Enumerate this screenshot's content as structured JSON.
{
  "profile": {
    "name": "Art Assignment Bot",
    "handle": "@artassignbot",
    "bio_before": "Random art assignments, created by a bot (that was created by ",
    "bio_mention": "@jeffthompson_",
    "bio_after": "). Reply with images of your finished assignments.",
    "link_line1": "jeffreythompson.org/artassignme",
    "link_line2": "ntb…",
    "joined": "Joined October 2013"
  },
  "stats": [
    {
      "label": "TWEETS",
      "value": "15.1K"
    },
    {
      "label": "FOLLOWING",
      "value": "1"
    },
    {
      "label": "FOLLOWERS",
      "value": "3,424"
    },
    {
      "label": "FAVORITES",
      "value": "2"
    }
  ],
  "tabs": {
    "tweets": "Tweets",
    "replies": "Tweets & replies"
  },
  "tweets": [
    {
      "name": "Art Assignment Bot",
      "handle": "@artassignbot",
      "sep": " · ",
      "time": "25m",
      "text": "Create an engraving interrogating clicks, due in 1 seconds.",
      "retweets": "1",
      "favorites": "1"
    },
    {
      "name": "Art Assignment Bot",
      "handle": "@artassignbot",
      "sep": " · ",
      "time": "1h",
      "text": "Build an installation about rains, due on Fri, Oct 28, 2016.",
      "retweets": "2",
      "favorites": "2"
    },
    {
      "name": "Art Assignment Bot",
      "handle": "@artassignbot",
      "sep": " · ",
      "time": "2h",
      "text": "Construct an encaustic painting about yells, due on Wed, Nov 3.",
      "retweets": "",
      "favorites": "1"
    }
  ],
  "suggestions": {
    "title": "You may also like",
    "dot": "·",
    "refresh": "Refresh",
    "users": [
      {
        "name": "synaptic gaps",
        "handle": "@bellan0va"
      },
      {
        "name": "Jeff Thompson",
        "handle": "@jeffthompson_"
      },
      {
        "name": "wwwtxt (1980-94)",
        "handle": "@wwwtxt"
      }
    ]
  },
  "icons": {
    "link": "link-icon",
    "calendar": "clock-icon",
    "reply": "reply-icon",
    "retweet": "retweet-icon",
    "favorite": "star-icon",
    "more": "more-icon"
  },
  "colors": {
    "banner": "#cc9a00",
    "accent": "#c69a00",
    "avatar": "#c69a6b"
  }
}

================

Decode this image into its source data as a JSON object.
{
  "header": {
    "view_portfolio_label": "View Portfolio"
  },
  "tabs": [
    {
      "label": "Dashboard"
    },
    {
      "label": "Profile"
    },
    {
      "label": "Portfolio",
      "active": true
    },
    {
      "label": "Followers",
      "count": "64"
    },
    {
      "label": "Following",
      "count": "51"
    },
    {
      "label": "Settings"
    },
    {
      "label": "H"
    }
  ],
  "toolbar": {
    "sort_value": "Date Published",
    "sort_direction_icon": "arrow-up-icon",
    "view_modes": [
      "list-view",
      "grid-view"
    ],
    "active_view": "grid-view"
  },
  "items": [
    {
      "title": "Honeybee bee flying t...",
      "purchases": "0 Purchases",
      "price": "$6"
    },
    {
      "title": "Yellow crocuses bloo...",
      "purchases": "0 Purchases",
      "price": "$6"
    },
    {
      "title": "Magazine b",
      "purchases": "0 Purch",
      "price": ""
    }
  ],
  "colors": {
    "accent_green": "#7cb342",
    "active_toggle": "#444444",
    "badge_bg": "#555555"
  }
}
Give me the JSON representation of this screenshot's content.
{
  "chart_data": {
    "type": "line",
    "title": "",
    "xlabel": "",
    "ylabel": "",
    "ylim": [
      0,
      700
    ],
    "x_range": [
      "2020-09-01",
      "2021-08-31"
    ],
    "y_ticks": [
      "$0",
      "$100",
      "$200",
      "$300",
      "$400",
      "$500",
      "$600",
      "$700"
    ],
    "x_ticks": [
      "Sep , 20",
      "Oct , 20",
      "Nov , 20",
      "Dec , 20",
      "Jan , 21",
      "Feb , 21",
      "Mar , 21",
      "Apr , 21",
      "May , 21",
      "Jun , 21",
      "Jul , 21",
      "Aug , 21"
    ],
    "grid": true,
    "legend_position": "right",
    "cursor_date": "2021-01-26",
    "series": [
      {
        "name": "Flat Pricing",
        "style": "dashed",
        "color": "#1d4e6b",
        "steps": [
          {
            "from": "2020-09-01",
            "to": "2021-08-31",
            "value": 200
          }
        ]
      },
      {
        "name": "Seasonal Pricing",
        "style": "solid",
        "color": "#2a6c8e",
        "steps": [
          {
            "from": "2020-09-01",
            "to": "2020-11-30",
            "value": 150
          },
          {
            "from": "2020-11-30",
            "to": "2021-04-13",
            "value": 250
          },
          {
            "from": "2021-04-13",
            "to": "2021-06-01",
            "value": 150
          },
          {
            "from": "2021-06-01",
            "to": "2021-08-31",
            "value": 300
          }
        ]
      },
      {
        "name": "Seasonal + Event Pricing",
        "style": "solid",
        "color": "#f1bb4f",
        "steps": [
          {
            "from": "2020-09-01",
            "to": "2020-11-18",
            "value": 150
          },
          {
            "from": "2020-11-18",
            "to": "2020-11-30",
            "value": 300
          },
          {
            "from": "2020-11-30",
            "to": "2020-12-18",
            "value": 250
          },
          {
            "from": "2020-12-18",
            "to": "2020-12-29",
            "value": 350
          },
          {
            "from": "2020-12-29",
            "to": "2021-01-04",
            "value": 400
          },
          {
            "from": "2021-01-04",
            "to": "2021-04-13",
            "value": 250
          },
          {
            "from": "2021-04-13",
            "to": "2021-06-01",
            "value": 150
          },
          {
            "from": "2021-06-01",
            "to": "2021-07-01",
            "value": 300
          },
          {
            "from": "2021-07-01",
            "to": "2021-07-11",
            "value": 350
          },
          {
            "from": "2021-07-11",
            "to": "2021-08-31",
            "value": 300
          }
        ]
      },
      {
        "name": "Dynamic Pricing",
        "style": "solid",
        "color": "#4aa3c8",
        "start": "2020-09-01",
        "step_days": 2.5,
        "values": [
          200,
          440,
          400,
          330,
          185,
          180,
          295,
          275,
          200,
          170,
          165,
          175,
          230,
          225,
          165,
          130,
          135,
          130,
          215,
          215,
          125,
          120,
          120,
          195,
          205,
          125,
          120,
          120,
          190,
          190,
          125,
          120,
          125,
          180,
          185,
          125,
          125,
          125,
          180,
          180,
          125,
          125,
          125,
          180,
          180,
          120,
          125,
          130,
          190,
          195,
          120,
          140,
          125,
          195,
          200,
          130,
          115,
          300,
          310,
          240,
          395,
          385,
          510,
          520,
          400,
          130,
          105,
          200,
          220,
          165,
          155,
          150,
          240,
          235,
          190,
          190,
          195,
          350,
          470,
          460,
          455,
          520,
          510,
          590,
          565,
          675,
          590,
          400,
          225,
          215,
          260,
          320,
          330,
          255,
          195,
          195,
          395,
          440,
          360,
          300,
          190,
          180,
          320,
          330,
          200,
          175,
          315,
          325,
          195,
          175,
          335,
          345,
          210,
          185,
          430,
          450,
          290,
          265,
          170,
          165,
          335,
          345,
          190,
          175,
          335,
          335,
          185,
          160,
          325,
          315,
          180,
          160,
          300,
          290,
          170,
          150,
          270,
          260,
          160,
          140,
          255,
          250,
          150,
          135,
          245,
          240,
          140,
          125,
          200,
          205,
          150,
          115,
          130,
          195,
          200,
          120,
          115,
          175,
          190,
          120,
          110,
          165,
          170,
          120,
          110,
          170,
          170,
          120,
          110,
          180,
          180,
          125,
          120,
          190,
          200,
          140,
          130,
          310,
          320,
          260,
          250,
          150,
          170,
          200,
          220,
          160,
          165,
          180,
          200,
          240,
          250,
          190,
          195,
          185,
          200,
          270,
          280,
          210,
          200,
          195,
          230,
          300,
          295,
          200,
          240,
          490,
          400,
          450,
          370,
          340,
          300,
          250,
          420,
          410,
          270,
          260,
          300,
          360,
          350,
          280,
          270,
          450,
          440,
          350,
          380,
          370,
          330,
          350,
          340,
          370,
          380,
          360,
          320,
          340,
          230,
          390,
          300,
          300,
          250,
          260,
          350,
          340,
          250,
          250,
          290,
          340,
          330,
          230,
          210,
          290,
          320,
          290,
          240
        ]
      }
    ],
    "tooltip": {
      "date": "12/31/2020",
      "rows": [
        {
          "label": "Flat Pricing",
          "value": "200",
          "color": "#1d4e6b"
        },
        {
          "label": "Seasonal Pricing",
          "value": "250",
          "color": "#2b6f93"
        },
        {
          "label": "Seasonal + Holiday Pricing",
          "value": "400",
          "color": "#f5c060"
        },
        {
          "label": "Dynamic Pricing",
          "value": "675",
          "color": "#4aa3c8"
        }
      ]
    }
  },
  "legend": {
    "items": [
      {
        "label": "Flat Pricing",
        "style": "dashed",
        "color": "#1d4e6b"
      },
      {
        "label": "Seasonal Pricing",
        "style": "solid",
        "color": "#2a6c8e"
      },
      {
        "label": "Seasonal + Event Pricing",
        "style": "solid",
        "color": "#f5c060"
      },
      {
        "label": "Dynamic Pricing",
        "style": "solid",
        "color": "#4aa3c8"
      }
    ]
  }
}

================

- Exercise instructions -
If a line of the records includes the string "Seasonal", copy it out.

- Expected output -
        "name": "Seasonal Pricing",
        "name": "Seasonal + Event Pricing",
          "label": "Seasonal Pricing",
          "label": "Seasonal + Holiday Pricing",
        "label": "Seasonal Pricing",
        "label": "Seasonal + Event Pricing",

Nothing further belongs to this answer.